» PROBLEM STATEMENT:
Count lines, not occurrences: report how many lines in the records hold the string "name", and nothing else.

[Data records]
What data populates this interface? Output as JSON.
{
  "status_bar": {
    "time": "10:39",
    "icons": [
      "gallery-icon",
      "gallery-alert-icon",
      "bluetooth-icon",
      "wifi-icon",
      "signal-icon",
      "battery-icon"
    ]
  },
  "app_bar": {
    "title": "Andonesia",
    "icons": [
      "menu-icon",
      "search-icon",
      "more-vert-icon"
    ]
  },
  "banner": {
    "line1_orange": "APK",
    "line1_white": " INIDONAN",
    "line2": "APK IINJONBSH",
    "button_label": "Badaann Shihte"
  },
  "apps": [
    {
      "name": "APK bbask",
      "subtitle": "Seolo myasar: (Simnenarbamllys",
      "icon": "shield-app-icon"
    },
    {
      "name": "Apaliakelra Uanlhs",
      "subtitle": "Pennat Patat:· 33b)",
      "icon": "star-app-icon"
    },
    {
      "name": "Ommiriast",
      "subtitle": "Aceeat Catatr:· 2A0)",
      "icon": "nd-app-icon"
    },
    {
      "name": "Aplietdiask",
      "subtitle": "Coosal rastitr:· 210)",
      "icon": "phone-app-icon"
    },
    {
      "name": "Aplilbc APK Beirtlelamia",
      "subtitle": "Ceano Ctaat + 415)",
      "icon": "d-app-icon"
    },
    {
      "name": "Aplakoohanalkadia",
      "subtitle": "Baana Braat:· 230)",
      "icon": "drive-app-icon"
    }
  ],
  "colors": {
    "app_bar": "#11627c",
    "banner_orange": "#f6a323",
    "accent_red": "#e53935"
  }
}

» RESULT OF THE TASK:
6